[Interface dataset entries]
⟨

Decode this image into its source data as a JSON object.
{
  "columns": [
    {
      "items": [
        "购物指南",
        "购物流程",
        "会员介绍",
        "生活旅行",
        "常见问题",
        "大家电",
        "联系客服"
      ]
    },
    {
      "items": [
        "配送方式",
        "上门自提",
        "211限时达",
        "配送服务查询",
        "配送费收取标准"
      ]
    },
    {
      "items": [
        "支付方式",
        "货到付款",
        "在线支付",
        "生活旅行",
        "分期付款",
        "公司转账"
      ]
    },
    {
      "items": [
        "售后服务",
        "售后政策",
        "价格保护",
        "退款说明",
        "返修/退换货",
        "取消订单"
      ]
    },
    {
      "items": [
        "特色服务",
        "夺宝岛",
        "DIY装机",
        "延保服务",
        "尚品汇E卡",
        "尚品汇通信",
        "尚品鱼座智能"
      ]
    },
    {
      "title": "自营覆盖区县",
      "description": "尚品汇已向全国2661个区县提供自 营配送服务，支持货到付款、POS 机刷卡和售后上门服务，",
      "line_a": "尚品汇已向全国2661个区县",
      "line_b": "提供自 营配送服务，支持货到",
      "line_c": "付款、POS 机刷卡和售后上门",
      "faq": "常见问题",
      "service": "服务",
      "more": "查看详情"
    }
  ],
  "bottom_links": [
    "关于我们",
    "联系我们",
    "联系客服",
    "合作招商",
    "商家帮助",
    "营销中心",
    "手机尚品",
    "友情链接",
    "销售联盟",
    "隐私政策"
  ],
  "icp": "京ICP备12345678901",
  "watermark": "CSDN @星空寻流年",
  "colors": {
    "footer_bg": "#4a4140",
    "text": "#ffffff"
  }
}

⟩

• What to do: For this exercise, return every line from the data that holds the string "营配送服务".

• Worked solution:
      "description": "尚品汇已向全国2661个区县提供自 营配送服务，支持货到付款、POS 机刷卡和售后上门服务，",
      "line_b": "提供自 营配送服务，支持货到",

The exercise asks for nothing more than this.